Emirates services to Los Angeles, New York JFK, and Washington DC remain unimpacted. Flights to Boston, Houston and San Francisco, on which the airline had temporarily deployed A380 aircraft on 20 and 21 January, will return to Boeing 777 operations on Saturday 22 January.

The airline also operates Boeing 777 freighter aircraft to Chicago, Houston, Los Angeles, Columbus and Aguadilla.

Sir Tim Clark, President Emirates Airline said: “We apologize for the inconvenience caused to our customers by the temporary suspension of flights to some of our US destinations. Safety will always be our top priority, and we will never gamble on this front. We welcome the latest development which enables us to resume essential transport links to the US to serve travellers and cargo shippers. However, we are also very aware that this is a temporary reprieve, and a long-term resolution would be required. Emirates will continue to work closely with the aircraft manufacturers and relevant regulators to ensure the safety and continuity of our services.”
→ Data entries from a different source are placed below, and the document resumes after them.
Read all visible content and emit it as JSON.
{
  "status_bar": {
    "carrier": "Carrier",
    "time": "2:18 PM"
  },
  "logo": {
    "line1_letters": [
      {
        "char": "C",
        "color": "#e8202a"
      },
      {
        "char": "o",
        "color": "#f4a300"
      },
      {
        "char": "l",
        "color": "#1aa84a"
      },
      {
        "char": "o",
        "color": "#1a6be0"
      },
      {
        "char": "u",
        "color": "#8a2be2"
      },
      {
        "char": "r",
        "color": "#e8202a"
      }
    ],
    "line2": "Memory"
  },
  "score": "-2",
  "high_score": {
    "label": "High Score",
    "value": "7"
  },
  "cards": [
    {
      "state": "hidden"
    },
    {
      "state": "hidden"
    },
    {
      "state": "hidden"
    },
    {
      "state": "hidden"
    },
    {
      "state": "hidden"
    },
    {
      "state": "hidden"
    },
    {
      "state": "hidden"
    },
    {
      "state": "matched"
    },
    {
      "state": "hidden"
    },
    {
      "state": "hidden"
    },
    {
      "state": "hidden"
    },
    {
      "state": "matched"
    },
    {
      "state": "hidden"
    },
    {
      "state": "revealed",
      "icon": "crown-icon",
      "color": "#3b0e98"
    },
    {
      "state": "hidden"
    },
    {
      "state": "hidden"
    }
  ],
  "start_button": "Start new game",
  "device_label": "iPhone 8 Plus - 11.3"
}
Lufthansa

Lufthansa yesterday used B747-400 instead of B747-8 on service from Frankfurt to Los Angeles, San Francisco and Chicago. Today the B747-8 resumed service to these U.S. cities.

Lufthansa B747-400 replaced B747-8 on the airline U.S. service on January 19.
Lufthansa B747-400 replaced B747-8 on the airline U.S. service on January 19.

ANA

The below is from ANA website:

As the launch of the 5G service in the U.S. has now been partially postponed, operation of ANA flights from Jan 20 will follow the normal
schedule based on FAA notification that there is no safety issue with the operation of Boeing 777 aircraft to the U.S. airports that we serve.

Why has the 5G rollout affected flights?

The high-speed 5G cellular network uses so-called C-band frequencies similar to those used by radio altimeters on aircraft. Top U.S. airlines have warned that the rollout near airports could interfere with equipment that planes use to take off and land.

Radio altimeters give precise readings of the height above the ground on approach and help with automated landings, as well as verifying the plane has landed before allowing reverse thrust. Altimeters operate in the 4.2-4.4 GHz range and the concern is that the auctioned frequencies sit too close to this range.

In most parts of the world, the 5G usage spectrum is 3.2-3.8GHz. In the US the spectrum goes up to 4.1-4.2GHz.

Altimeters installed on the aircraft are in the 4.4GHz range.